━━━ INFORMATION GIVEN ━━━

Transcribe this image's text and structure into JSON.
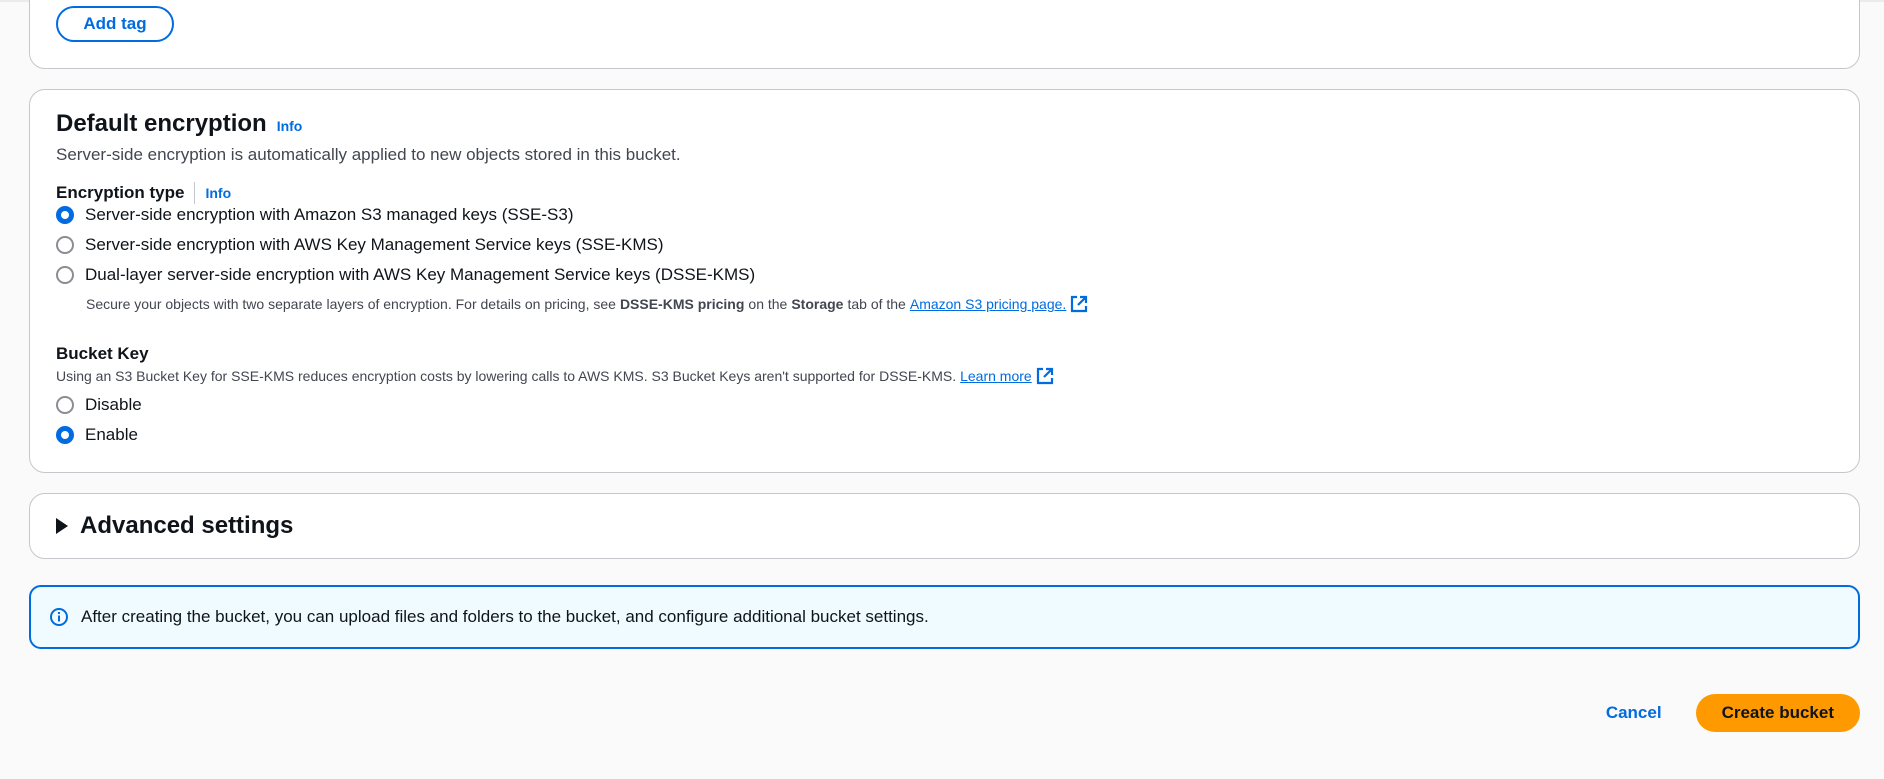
{
  "tags": {
    "add_tag_label": "Add tag"
  },
  "encryption": {
    "title": "Default encryption",
    "info": "Info",
    "description": "Server-side encryption is automatically applied to new objects stored in this bucket.",
    "type_label": "Encryption type",
    "type_info": "Info",
    "options": [
      {
        "label": "Server-side encryption with Amazon S3 managed keys (SSE-S3)",
        "checked": true
      },
      {
        "label": "Server-side encryption with AWS Key Management Service keys (SSE-KMS)",
        "checked": false
      },
      {
        "label": "Dual-layer server-side encryption with AWS Key Management Service keys (DSSE-KMS)",
        "checked": false
      }
    ],
    "dsse_desc": {
      "part1": "Secure your objects with two separate layers of encryption. For details on pricing, see",
      "bold1": "DSSE-KMS pricing",
      "part2": "on the",
      "bold2": "Storage",
      "part3": "tab of the",
      "link": "Amazon S3 pricing page."
    },
    "bucket_key": {
      "label": "Bucket Key",
      "description": "Using an S3 Bucket Key for SSE-KMS reduces encryption costs by lowering calls to AWS KMS. S3 Bucket Keys aren't supported for DSSE-KMS.",
      "learn_more": "Learn more",
      "options": [
        {
          "label": "Disable",
          "checked": false
        },
        {
          "label": "Enable",
          "checked": true
        }
      ]
    }
  },
  "advanced": {
    "label": "Advanced settings"
  },
  "alert": {
    "text": "After creating the bucket, you can upload files and folders to the bucket, and configure additional bucket settings."
  },
  "actions": {
    "cancel": "Cancel",
    "create": "Create bucket"
  },
  "colors": {
    "accent": "#006ce0",
    "primary": "#ff9900",
    "alert_bg": "#f0fbff"
  }
}
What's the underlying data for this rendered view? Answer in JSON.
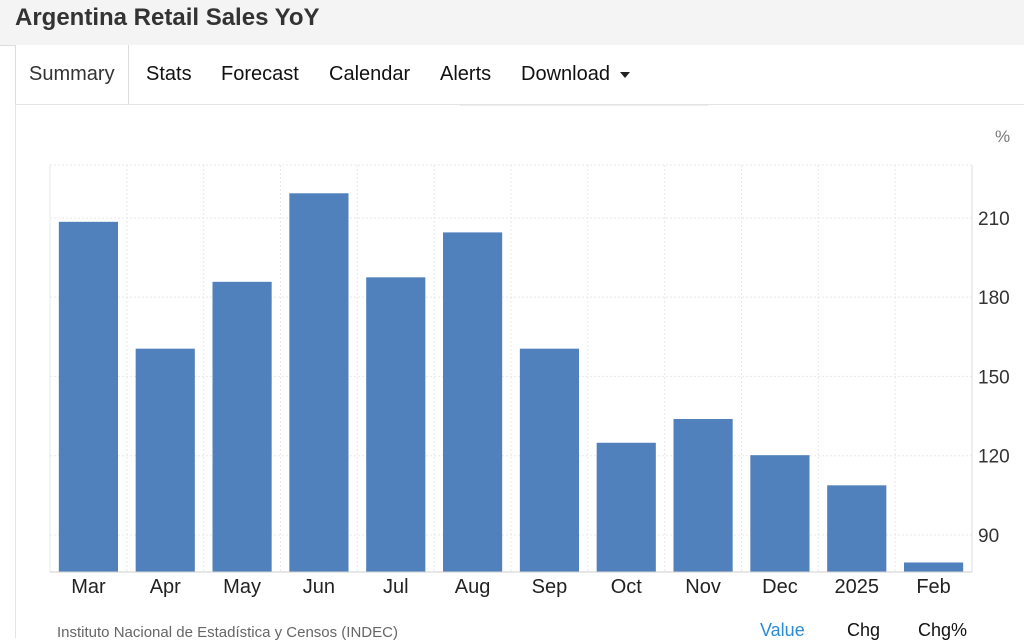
{
  "header": {
    "title": "Argentina Retail Sales YoY"
  },
  "tabs": [
    {
      "label": "Summary"
    },
    {
      "label": "Stats"
    },
    {
      "label": "Forecast"
    },
    {
      "label": "Calendar"
    },
    {
      "label": "Alerts"
    },
    {
      "label": "Download"
    }
  ],
  "footer": {
    "source": "Instituto Nacional de Estadística y Censos (INDEC)",
    "links": [
      "Value",
      "Chg",
      "Chg%"
    ]
  },
  "colors": {
    "bar": "#5181bd",
    "grid": "#e8e8e8",
    "link": "#2a8bd6"
  },
  "chart_data": {
    "type": "bar",
    "unit": "%",
    "categories": [
      "Mar",
      "Apr",
      "May",
      "Jun",
      "Jul",
      "Aug",
      "Sep",
      "Oct",
      "Nov",
      "Dec",
      "2025",
      "Feb"
    ],
    "values": [
      208.5,
      160.5,
      185.8,
      219.3,
      187.5,
      204.5,
      160.5,
      124.9,
      133.9,
      120.2,
      108.8,
      79.6
    ],
    "y_ticks": [
      90,
      120,
      150,
      180,
      210
    ],
    "ylim": [
      76,
      230
    ],
    "y_axis_side": "right",
    "grid": true
  }
}
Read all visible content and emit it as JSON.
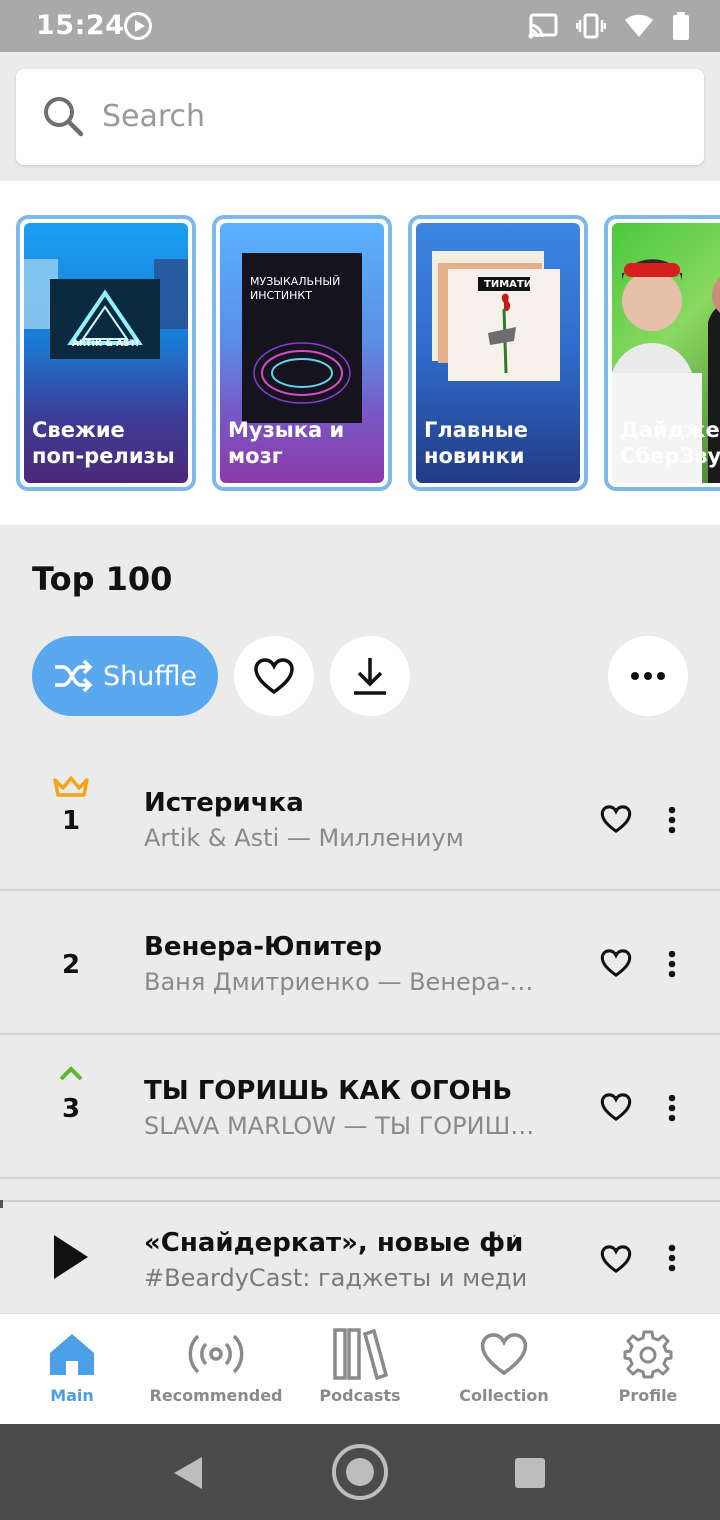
{
  "status_bar": {
    "time": "15:24",
    "icons": [
      "play-icon",
      "cast-icon",
      "vibrate-icon",
      "wifi-icon",
      "battery-icon"
    ]
  },
  "search": {
    "placeholder": "Search",
    "value": ""
  },
  "carousel": {
    "cards": [
      {
        "label": "Свежие\nпоп-релизы",
        "cover_text": "ARTIK & ASTI"
      },
      {
        "label": "Музыка и\nмозг",
        "cover_text": "МУЗЫКАЛЬНЫЙ ИНСТИНКТ"
      },
      {
        "label": "Главные\nновинки",
        "cover_text": "ТИМАТИ"
      },
      {
        "label": "Дайджест\nСберЗвук",
        "cover_text": ""
      }
    ]
  },
  "top": {
    "title": "Top 100",
    "shuffle_label": "Shuffle"
  },
  "tracks": [
    {
      "rank": "1",
      "title": "Истеричка",
      "subtitle": "Artik & Asti — Миллениум",
      "badge": "crown-icon"
    },
    {
      "rank": "2",
      "title": "Венера-Юпитер",
      "subtitle": "Ваня Дмитриенко — Венера-Юпитер",
      "badge": ""
    },
    {
      "rank": "3",
      "title": "ТЫ ГОРИШЬ КАК ОГОНЬ",
      "subtitle": "SLAVA MARLOW — ТЫ ГОРИШЬ КАК ОГОНЬ",
      "badge": "chevron-up-icon"
    }
  ],
  "player": {
    "title": "«Снайдеркат», новые фи",
    "subtitle": "#BeardyCast: гаджеты и меди",
    "dots": "· ·"
  },
  "bottom_nav": {
    "items": [
      {
        "label": "Main",
        "icon": "home-icon",
        "active": true
      },
      {
        "label": "Recommended",
        "icon": "broadcast-icon",
        "active": false
      },
      {
        "label": "Podcasts",
        "icon": "library-icon",
        "active": false
      },
      {
        "label": "Collection",
        "icon": "heart-icon",
        "active": false
      },
      {
        "label": "Profile",
        "icon": "gear-icon",
        "active": false
      }
    ]
  },
  "colors": {
    "accent": "#5aa9f0",
    "active_nav": "#4a9fe6",
    "crown": "#f2a51a",
    "trend_up": "#5cb82c"
  }
}
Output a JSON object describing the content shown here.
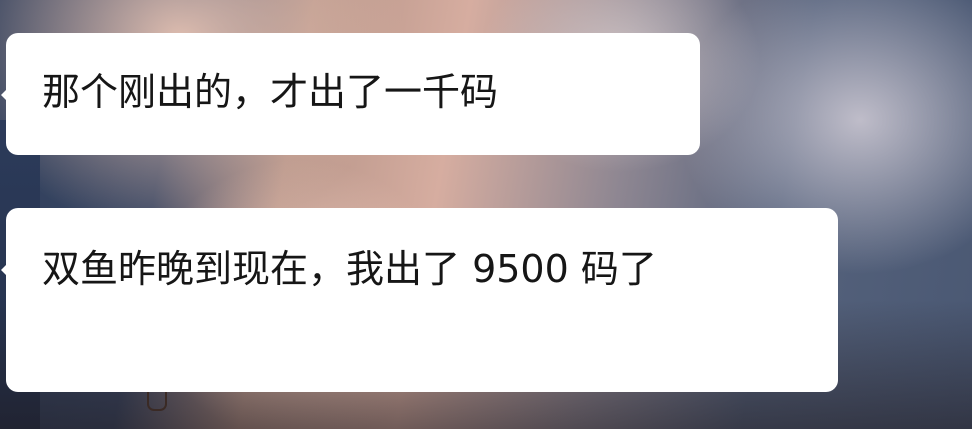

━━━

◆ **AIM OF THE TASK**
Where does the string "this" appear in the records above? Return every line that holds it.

◆ **ANSWER SECTION**
Transcribe this image's text and structure into JSON.
    "description": "Server-side encryption is automatically applied to new objects stored in this bucket.",
What's the underlying data for this rendered view? Answer in JSON.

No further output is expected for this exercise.